Many startups begin with a “solopreneur”, an entrepreneur performing all of the essential functions of the business. Businesses that provide services to other businesses such as business consulting and information technology support can establish themselves and even thrive, to a point. The time comes when the volume of work overwhelms the entrepreneur, forcing him or her to seek outside help.
In the beginning, overloaded solopreneurs find contractors to fill in the gaps in areas such as bookkeeping, customer support, sales and project management. The entrepreneur manages all key functions of the business personally, from business and product development to service delivery and administrative support. Hiring contractors frees the entrepreneur from several administrative or menial tasks and allows the business to continue serving customers.
Eventually, the business growth meets the bottlenecks of limited capacity. Sales are lost because the workload dictates scheduling new projects several months from now. The entrepreneur works twelve-hour days, seven days per week. Life for the family of the entrepreneur begins to take its own course without his or her involvement or support. The pressure to provide for the family and serve the needs of customers drives the vicious cycle to the breaking point.
The challenge faced by such entrepreneurs is multi-faceted but generally boils down to a key issue. As the creator of the business, the entrepreneur has successfully relied on his or her own expertise and the hard knocks of early customer engagements before the product was polished. The entrepreneur built the business on personal sweat and dedication. The entrepreneur’s personal reputation is as important as the business reputation at this stage and disappointing customers can cause irreparable damage.
Future growth and sustainability requires the addition of key resources in the business. Sometimes, advisers and consultants will offer advice to “Learn to let it go. Compromise is the natural consequence of growth and relying on others to perform in your business.” For the entrepreneur, it certainly feels like letting go of critical functions in the business that, until now, they have personally performed. Relying on someone else risks the reputation of the entrepreneur and the business overall. Anxiety builds as the trap becomes clear. In addition to the challenge of trusting others with their creation, the cost of hiring new employees at this stage appears to be prohibitive. The trap is now complete.

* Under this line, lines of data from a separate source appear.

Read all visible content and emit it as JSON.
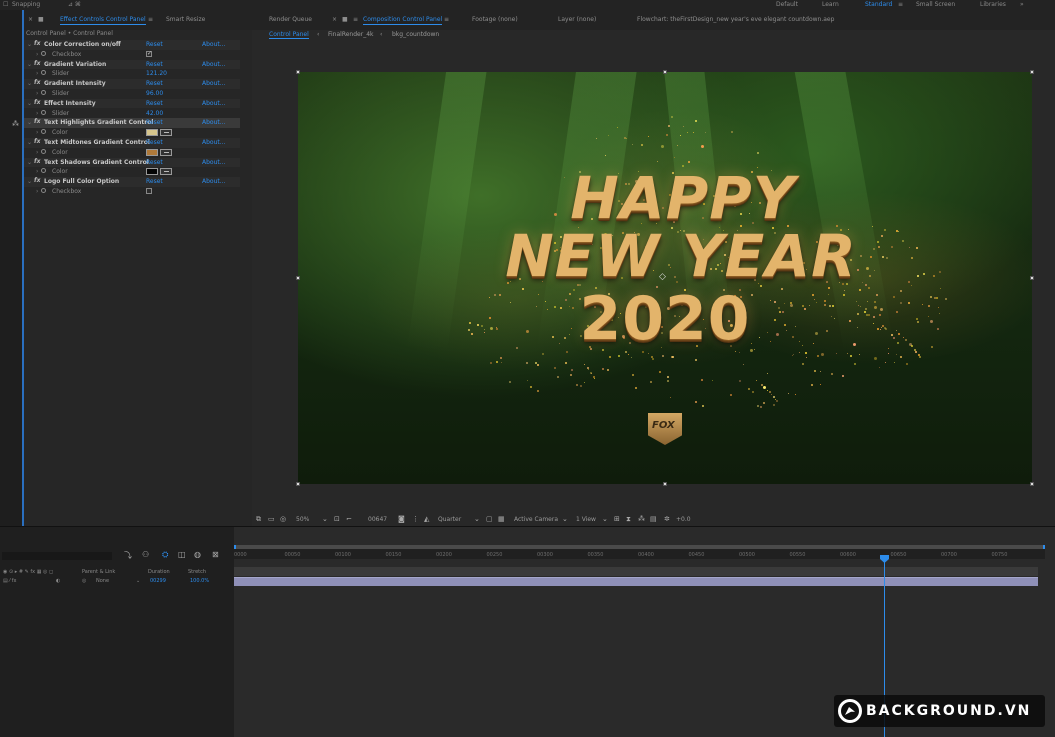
{
  "topbar": {
    "snapping": "Snapping",
    "workspaces": [
      "Default",
      "Learn",
      "Standard",
      "Small Screen",
      "Libraries"
    ],
    "active_workspace": "Standard"
  },
  "effects_panel": {
    "tab_effect_controls": "Effect Controls",
    "tab_effect_controls_layer": "Control Panel",
    "tab_smart_resize": "Smart Resize",
    "path": "Control Panel • Control Panel",
    "fx_symbol": "fx",
    "reset": "Reset",
    "about": "About...",
    "effects": [
      {
        "name": "Color Correction on/off",
        "param": "Checkbox",
        "type": "checkbox",
        "checked": true
      },
      {
        "name": "Gradient Variation",
        "param": "Slider",
        "type": "slider",
        "value": "121.20"
      },
      {
        "name": "Gradient Intensity",
        "param": "Slider",
        "type": "slider",
        "value": "96.00"
      },
      {
        "name": "Effect Intensity",
        "param": "Slider",
        "type": "slider",
        "value": "42.00"
      },
      {
        "name": "Text Highlights Gradient Control",
        "param": "Color",
        "type": "color",
        "color": "#d6c58c"
      },
      {
        "name": "Text Midtones Gradient Control",
        "param": "Color",
        "type": "color",
        "color": "#b07a3a"
      },
      {
        "name": "Text Shadows Gradient Control",
        "param": "Color",
        "type": "color",
        "color": "#050505"
      },
      {
        "name": "Logo Full Color Option",
        "param": "Checkbox",
        "type": "checkbox",
        "checked": false
      }
    ]
  },
  "comp_panel": {
    "tab_render_queue": "Render Queue",
    "tab_composition": "Composition",
    "tab_composition_name": "Control Panel",
    "tab_footage": "Footage (none)",
    "tab_layer": "Layer (none)",
    "file_title": "Flowchart: theFirstDesign_new year's eve elegant countdown.aep",
    "breadcrumb": [
      "Control Panel",
      "FinalRender_4k",
      "bkg_countdown"
    ],
    "viewer_text": {
      "line1": "HAPPY",
      "line2": "NEW YEAR",
      "line3": "2020",
      "logo": "FOX"
    },
    "toolbar": {
      "zoom": "50%",
      "timecode": "00647",
      "resolution": "Quarter",
      "camera": "Active Camera",
      "views": "1 View",
      "exposure": "+0.0"
    }
  },
  "timeline": {
    "columns": {
      "parent_link": "Parent & Link",
      "duration": "Duration",
      "stretch": "Stretch"
    },
    "layer": {
      "parent": "None",
      "duration": "00299",
      "stretch": "100.0%"
    },
    "ruler_ticks": [
      "0000",
      "00050",
      "00100",
      "00150",
      "00200",
      "00250",
      "00300",
      "00350",
      "00400",
      "00450",
      "00500",
      "00550",
      "00600",
      "00650",
      "00700",
      "00750"
    ]
  },
  "watermark": {
    "text": "BACKGROUND.VN"
  },
  "colors": {
    "accent": "#2d8ceb",
    "layer_bar": "#8f90b8",
    "title_gold": "#e3b46b"
  }
}
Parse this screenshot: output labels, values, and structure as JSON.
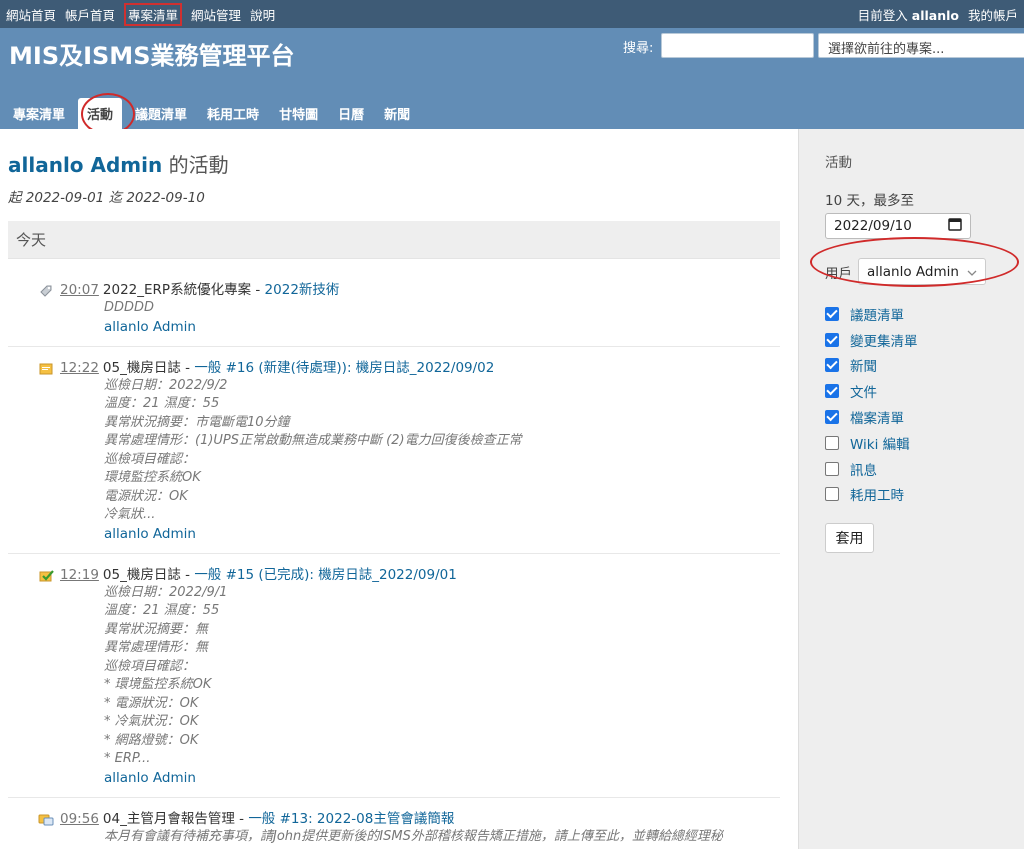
{
  "top_menu": {
    "items": [
      "網站首頁",
      "帳戶首頁",
      "專案清單",
      "網站管理",
      "說明"
    ],
    "logged_as_prefix": "目前登入",
    "logged_as_user": "allanlo",
    "account": "我的帳戶"
  },
  "header": {
    "title": "MIS及ISMS業務管理平台",
    "search_label": "搜尋:",
    "project_jump": "選擇欲前往的專案..."
  },
  "main_menu": [
    "專案清單",
    "活動",
    "議題清單",
    "耗用工時",
    "甘特圖",
    "日曆",
    "新聞"
  ],
  "content": {
    "user_link": "allanlo Admin",
    "title_suffix": " 的活動",
    "subtitle": "起 2022-09-01 迄 2022-09-10",
    "day_header": "今天",
    "events": [
      {
        "time": "20:07",
        "project": "2022_ERP系統優化專案",
        "sep": " - ",
        "link": "2022新技術",
        "desc": "DDDDD",
        "author": "allanlo Admin",
        "icon": "attachment-icon"
      },
      {
        "time": "12:22",
        "project": "05_機房日誌",
        "sep": " - ",
        "link": "一般 #16 (新建(待處理)): 機房日誌_2022/09/02",
        "desc": "巡檢日期：2022/9/2\n溫度：21 濕度：55\n異常狀況摘要：市電斷電10分鐘\n異常處理情形：(1)UPS正常啟動無造成業務中斷 (2)電力回復後檢查正常\n巡檢項目確認：\n環境監控系統OK\n電源狀況：OK\n冷氣狀...",
        "author": "allanlo Admin",
        "icon": "issue-new-icon"
      },
      {
        "time": "12:19",
        "project": "05_機房日誌",
        "sep": " - ",
        "link": "一般 #15 (已完成): 機房日誌_2022/09/01",
        "desc": "巡檢日期：2022/9/1\n溫度：21 濕度：55\n異常狀況摘要：無\n異常處理情形：無\n巡檢項目確認：\n* 環境監控系統OK\n* 電源狀況：OK\n* 冷氣狀況：OK\n* 網路燈號：OK\n* ERP...",
        "author": "allanlo Admin",
        "icon": "issue-closed-icon"
      },
      {
        "time": "09:56",
        "project": "04_主管月會報告管理",
        "sep": " - ",
        "link": "一般 #13: 2022-08主管會議簡報",
        "desc": "本月有會議有待補充事項，請John提供更新後的ISMS外部稽核報告矯正措施，請上傳至此，並轉給總經理秘",
        "author": "",
        "icon": "issue-note-icon"
      }
    ]
  },
  "sidebar": {
    "title": "活動",
    "days": "10 天，最多至",
    "date": "2022/09/10",
    "user_label": "用戶",
    "user_value": "allanlo Admin",
    "filters": [
      {
        "label": "議題清單",
        "checked": true
      },
      {
        "label": "變更集清單",
        "checked": true
      },
      {
        "label": "新聞",
        "checked": true
      },
      {
        "label": "文件",
        "checked": true
      },
      {
        "label": "檔案清單",
        "checked": true
      },
      {
        "label": "Wiki 編輯",
        "checked": false
      },
      {
        "label": "訊息",
        "checked": false
      },
      {
        "label": "耗用工時",
        "checked": false
      }
    ],
    "apply": "套用"
  }
}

This is a critical ‘make-or-break’ stage for many startup businesses. The business concept has demonstrated its viability and generated several paying customers. Growth to realize the potential of the business requires a new level of planning and the addition of resources to perform the work. The entrepreneur is not “letting go” of anything. Instead, they are recruiting and trusting others to execute the business, preserve the brand and the core value proposition to customers. The business will (and it should) look and feel quite different as the team grows and adopts new operating processes.

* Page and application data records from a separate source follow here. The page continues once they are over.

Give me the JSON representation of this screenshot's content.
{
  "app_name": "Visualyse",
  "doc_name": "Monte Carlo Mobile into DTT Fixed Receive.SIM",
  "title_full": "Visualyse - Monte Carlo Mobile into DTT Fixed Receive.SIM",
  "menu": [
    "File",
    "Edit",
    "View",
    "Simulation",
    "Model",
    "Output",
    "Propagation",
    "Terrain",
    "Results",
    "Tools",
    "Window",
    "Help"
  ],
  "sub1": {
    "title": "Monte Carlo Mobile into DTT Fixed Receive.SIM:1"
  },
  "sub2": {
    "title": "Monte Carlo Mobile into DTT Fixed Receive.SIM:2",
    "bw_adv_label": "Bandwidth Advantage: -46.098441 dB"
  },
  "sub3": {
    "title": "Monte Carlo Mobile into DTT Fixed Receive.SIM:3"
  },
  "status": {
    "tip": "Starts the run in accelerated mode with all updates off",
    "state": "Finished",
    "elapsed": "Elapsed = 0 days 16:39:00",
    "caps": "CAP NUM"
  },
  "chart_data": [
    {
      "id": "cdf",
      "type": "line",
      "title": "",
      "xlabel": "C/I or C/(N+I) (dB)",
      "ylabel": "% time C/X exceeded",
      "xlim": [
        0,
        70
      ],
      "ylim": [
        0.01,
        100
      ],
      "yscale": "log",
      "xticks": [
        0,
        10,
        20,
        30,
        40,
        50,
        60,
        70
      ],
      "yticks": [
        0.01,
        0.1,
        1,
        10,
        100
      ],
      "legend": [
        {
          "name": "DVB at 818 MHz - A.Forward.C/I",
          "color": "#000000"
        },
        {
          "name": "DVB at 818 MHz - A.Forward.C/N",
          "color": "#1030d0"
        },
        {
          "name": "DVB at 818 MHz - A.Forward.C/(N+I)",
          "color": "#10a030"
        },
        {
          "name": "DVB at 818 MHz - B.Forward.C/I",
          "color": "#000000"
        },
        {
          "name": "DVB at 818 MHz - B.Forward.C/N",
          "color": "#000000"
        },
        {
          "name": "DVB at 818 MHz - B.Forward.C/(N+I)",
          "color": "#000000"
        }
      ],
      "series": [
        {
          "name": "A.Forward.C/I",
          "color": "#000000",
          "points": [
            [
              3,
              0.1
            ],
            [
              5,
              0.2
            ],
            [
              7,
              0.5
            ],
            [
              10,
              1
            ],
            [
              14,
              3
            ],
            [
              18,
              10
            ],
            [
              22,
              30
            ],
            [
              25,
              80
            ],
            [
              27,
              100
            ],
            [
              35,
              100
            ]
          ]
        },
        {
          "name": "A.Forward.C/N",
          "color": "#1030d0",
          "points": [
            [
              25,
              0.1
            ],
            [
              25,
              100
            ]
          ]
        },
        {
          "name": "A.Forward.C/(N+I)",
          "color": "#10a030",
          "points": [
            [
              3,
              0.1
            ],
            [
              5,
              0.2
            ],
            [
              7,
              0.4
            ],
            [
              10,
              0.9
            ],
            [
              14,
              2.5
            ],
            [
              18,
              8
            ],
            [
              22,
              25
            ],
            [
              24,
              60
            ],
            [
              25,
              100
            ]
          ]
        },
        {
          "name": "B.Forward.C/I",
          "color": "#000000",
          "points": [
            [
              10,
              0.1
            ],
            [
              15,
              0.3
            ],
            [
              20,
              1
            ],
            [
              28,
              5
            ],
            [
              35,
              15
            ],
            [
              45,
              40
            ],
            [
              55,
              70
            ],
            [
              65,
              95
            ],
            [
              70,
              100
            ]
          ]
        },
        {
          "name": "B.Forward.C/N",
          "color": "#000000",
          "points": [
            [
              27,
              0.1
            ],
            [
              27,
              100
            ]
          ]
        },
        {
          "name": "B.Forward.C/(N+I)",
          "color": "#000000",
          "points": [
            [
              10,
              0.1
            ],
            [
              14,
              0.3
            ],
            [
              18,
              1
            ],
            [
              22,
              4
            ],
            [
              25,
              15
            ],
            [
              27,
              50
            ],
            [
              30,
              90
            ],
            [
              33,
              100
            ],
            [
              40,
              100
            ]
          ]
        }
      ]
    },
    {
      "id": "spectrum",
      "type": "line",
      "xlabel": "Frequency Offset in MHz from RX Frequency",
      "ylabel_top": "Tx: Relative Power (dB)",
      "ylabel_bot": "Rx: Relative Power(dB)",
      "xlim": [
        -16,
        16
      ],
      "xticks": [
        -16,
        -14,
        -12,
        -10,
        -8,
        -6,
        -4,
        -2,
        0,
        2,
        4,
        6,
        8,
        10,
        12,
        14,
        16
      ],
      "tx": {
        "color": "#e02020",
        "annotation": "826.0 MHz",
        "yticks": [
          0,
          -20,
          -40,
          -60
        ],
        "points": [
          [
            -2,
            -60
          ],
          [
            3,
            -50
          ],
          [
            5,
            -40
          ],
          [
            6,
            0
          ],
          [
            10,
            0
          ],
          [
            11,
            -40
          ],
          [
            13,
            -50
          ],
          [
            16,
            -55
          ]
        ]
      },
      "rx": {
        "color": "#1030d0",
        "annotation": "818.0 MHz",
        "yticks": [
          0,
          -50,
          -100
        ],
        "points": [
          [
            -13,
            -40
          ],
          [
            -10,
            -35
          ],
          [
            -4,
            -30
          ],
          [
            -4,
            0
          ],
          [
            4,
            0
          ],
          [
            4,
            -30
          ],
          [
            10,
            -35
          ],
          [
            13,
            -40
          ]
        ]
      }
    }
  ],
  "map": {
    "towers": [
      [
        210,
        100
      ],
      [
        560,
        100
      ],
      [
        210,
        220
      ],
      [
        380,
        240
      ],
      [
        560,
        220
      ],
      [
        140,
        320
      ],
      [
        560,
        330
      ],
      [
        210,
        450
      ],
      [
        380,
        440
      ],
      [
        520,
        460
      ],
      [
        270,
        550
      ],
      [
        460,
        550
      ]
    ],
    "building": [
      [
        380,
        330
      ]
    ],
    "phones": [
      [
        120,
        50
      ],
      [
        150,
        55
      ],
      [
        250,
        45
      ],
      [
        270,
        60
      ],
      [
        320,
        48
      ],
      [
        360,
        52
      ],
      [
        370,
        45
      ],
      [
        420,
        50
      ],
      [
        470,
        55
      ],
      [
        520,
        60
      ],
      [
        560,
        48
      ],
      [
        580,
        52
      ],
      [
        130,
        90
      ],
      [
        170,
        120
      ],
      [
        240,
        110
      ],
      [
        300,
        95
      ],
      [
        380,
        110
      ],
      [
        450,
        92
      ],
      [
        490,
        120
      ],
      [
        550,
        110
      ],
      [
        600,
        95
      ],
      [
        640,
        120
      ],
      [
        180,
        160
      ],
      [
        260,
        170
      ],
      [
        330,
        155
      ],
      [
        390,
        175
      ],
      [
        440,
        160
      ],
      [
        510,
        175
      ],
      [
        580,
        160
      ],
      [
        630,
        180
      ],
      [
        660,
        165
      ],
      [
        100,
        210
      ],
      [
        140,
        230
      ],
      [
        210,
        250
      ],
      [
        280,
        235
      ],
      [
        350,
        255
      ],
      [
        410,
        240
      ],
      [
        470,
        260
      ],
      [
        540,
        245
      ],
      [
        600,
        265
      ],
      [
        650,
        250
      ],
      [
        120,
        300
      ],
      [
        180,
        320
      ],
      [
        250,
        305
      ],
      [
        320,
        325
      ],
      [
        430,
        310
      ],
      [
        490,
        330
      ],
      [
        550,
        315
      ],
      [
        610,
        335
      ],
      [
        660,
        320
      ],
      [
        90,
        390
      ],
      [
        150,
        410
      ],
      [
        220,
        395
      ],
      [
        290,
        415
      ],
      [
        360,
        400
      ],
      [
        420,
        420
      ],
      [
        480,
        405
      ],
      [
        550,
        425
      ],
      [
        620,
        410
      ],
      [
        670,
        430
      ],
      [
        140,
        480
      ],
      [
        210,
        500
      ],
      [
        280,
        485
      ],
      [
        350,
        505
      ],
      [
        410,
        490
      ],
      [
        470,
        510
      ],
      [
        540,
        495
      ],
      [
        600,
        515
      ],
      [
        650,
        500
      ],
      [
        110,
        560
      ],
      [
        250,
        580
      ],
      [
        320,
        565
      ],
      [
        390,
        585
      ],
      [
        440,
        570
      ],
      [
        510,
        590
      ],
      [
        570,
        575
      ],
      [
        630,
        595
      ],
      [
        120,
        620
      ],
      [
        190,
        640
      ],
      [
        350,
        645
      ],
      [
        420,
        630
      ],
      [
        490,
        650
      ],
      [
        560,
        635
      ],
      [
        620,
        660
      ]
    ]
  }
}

The good news is that the model of how the business makes money is already established. This allows for the creation of financial projections to support growth over the next five years. These projections reflect long-term goals and milestones that begin to clarify the resources, internal and external, that will be required to support the business. Success requires taking the leap by trusting in the proven concept already demonstrated, recruiting and inspiring others to help and having a clear plan and executing it relentlessly.